Problem statement: Filter the data for lines with the word "options", then copy every line so identified.

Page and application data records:
=-=-=-=-=
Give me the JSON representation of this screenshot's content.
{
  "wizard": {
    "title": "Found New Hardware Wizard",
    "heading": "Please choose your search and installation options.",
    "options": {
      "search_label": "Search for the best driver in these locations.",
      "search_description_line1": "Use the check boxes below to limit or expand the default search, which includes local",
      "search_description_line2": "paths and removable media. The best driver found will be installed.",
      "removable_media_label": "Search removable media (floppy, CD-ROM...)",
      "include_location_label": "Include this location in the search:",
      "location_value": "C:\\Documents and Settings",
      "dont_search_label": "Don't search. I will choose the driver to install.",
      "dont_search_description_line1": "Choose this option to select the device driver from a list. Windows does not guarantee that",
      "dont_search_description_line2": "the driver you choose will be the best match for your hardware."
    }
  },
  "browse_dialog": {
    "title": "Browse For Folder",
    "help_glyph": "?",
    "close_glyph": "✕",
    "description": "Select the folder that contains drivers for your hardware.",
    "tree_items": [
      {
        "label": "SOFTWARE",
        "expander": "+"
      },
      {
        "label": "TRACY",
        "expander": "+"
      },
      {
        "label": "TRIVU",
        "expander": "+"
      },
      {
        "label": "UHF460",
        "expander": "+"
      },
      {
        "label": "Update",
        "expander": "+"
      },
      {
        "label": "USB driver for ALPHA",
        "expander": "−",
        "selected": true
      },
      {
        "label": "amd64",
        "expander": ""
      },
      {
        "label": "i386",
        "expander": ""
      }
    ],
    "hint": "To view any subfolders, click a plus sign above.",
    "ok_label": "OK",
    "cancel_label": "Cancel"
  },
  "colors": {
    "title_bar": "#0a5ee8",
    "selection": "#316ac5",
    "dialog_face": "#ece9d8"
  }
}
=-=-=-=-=
Task response:
    "heading": "Please choose your search and installation options.",
    "options": {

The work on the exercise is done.